:: RECORDED DATA

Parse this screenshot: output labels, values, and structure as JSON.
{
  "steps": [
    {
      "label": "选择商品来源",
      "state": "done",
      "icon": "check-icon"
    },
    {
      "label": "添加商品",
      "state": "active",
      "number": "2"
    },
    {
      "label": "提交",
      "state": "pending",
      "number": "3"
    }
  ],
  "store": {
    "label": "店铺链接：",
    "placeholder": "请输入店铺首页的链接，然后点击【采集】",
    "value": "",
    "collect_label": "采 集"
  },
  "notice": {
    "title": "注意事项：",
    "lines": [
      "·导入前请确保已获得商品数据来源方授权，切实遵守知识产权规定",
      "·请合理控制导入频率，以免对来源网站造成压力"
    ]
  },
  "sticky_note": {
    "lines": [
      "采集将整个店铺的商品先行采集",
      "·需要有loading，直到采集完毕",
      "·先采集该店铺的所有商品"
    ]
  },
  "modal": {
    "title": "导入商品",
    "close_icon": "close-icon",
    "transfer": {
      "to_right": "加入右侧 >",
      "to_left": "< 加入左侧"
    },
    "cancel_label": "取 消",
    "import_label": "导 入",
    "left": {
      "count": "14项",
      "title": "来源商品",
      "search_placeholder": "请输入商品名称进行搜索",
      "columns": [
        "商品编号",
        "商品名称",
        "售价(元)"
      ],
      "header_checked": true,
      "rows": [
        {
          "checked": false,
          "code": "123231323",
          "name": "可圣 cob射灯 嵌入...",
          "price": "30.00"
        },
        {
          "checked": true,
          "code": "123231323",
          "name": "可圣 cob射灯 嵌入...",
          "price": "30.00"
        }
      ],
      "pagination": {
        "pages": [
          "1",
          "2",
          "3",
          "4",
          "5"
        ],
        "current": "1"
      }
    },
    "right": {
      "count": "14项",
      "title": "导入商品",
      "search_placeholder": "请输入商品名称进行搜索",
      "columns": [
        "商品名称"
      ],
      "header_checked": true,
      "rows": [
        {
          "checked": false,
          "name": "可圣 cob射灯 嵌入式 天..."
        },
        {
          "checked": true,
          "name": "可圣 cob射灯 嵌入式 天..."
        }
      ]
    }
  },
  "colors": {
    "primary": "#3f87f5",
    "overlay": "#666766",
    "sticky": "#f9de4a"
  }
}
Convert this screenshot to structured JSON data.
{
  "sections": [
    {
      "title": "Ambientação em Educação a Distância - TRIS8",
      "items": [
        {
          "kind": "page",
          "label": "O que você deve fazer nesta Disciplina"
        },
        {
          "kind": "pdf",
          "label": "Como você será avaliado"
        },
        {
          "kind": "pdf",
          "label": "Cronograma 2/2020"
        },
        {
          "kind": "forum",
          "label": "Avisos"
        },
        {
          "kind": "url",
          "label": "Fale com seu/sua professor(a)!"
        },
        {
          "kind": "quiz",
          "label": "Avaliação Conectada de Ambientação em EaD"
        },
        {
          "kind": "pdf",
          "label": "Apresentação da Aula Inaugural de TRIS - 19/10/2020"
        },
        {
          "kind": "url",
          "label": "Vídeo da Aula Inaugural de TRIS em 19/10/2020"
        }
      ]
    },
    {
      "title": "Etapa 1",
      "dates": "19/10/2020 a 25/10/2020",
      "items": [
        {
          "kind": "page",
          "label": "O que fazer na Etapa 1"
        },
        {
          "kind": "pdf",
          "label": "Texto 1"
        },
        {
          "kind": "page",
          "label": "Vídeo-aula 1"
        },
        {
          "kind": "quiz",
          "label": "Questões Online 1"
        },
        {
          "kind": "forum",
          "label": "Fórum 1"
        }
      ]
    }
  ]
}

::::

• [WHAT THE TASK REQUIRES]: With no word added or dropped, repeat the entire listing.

• [RESULT OF THE EXERCISE]:
Parse this screenshot: output labels, values, and structure as JSON.
{
  "steps": [
    {
      "label": "选择商品来源",
      "state": "done",
      "icon": "check-icon"
    },
    {
      "label": "添加商品",
      "state": "active",
      "number": "2"
    },
    {
      "label": "提交",
      "state": "pending",
      "number": "3"
    }
  ],
  "store": {
    "label": "店铺链接：",
    "placeholder": "请输入店铺首页的链接，然后点击【采集】",
    "value": "",
    "collect_label": "采 集"
  },
  "notice": {
    "title": "注意事项：",
    "lines": [
      "·导入前请确保已获得商品数据来源方授权，切实遵守知识产权规定",
      "·请合理控制导入频率，以免对来源网站造成压力"
    ]
  },
  "sticky_note": {
    "lines": [
      "采集将整个店铺的商品先行采集",
      "·需要有loading，直到采集完毕",
      "·先采集该店铺的所有商品"
    ]
  },
  "modal": {
    "title": "导入商品",
    "close_icon": "close-icon",
    "transfer": {
      "to_right": "加入右侧 >",
      "to_left": "< 加入左侧"
    },
    "cancel_label": "取 消",
    "import_label": "导 入",
    "left": {
      "count": "14项",
      "title": "来源商品",
      "search_placeholder": "请输入商品名称进行搜索",
      "columns": [
        "商品编号",
        "商品名称",
        "售价(元)"
      ],
      "header_checked": true,
      "rows": [
        {
          "checked": false,
          "code": "123231323",
          "name": "可圣 cob射灯 嵌入...",
          "price": "30.00"
        },
        {
          "checked": true,
          "code": "123231323",
          "name": "可圣 cob射灯 嵌入...",
          "price": "30.00"
        }
      ],
      "pagination": {
        "pages": [
          "1",
          "2",
          "3",
          "4",
          "5"
        ],
        "current": "1"
      }
    },
    "right": {
      "count": "14项",
      "title": "导入商品",
      "search_placeholder": "请输入商品名称进行搜索",
      "columns": [
        "商品名称"
      ],
      "header_checked": true,
      "rows": [
        {
          "checked": false,
          "name": "可圣 cob射灯 嵌入式 天..."
        },
        {
          "checked": true,
          "name": "可圣 cob射灯 嵌入式 天..."
        }
      ]
    }
  },
  "colors": {
    "primary": "#3f87f5",
    "overlay": "#666766",
    "sticky": "#f9de4a"
  }
}
Convert this screenshot to structured JSON data.
{
  "sections": [
    {
      "title": "Ambientação em Educação a Distância - TRIS8",
      "items": [
        {
          "kind": "page",
          "label": "O que você deve fazer nesta Disciplina"
        },
        {
          "kind": "pdf",
          "label": "Como você será avaliado"
        },
        {
          "kind": "pdf",
          "label": "Cronograma 2/2020"
        },
        {
          "kind": "forum",
          "label": "Avisos"
        },
        {
          "kind": "url",
          "label": "Fale com seu/sua professor(a)!"
        },
        {
          "kind": "quiz",
          "label": "Avaliação Conectada de Ambientação em EaD"
        },
        {
          "kind": "pdf",
          "label": "Apresentação da Aula Inaugural de TRIS - 19/10/2020"
        },
        {
          "kind": "url",
          "label": "Vídeo da Aula Inaugural de TRIS em 19/10/2020"
        }
      ]
    },
    {
      "title": "Etapa 1",
      "dates": "19/10/2020 a 25/10/2020",
      "items": [
        {
          "kind": "page",
          "label": "O que fazer na Etapa 1"
        },
        {
          "kind": "pdf",
          "label": "Texto 1"
        },
        {
          "kind": "page",
          "label": "Vídeo-aula 1"
        },
        {
          "kind": "quiz",
          "label": "Questões Online 1"
        },
        {
          "kind": "forum",
          "label": "Fórum 1"
        }
      ]
    }
  ]
}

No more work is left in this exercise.